[Web page and app entries]
* * * * * * * * *

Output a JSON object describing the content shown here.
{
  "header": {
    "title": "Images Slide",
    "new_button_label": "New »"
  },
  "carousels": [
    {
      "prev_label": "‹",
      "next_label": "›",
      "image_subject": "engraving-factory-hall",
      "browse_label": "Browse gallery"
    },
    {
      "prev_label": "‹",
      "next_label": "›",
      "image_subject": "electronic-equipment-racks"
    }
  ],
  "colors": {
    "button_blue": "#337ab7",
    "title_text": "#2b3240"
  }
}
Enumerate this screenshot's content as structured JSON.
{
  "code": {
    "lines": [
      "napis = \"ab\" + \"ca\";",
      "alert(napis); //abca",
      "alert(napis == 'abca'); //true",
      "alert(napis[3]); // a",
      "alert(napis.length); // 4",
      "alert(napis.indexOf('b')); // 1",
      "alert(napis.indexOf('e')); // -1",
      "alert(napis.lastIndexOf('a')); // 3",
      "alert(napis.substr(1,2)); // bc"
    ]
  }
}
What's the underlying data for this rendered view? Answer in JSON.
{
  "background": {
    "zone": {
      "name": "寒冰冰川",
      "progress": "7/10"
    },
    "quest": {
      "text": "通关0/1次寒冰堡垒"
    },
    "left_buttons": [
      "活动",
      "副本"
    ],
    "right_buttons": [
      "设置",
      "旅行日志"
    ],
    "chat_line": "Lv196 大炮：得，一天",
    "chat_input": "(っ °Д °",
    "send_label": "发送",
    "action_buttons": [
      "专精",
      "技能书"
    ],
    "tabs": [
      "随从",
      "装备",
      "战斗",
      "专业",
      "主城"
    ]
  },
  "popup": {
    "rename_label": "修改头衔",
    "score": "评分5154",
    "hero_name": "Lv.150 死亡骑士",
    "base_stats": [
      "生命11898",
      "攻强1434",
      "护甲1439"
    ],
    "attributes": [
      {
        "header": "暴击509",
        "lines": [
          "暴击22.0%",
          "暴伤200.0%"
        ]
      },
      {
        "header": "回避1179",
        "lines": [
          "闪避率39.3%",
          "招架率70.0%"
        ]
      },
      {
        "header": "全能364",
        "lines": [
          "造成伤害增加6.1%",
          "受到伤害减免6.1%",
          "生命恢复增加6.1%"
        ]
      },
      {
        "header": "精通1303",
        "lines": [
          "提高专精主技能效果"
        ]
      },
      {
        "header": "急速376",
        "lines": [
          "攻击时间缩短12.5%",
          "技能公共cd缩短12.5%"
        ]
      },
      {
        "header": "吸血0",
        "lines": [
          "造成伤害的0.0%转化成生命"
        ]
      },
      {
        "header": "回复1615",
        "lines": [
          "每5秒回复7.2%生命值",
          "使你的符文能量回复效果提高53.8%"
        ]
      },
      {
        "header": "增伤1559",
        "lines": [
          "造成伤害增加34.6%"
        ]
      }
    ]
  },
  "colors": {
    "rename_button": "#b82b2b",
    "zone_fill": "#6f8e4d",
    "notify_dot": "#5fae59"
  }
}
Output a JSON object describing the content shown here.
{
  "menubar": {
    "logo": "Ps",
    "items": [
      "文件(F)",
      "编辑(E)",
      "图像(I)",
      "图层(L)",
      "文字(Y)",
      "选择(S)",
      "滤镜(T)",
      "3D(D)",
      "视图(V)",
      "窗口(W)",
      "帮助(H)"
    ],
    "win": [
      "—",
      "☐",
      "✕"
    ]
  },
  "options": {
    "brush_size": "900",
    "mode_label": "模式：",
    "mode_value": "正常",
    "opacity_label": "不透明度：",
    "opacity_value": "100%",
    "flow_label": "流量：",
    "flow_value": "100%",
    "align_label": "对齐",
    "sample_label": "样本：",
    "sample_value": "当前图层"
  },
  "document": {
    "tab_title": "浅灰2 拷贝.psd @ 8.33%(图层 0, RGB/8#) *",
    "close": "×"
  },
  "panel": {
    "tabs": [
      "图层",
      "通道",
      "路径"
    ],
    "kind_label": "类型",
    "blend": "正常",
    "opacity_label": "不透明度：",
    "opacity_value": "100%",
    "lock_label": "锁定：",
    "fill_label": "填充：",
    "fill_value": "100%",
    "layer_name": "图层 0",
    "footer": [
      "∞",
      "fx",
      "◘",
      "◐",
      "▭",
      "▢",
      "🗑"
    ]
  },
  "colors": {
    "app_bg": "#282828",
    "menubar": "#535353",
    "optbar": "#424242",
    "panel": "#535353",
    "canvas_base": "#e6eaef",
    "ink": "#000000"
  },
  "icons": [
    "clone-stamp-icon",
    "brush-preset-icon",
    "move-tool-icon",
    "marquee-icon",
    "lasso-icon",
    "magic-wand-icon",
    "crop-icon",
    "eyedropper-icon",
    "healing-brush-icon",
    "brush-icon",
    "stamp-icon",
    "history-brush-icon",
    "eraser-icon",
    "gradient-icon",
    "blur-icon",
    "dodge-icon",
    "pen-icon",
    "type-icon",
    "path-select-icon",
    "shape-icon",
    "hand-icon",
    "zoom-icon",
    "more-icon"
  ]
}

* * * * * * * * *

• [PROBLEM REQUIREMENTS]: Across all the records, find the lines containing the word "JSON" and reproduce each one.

• [ANSWER FOR THE TASK]:
Output a JSON object describing the content shown here.
Enumerate this screenshot's content as structured JSON.
What's the underlying data for this rendered view? Answer in JSON.
Output a JSON object describing the content shown here.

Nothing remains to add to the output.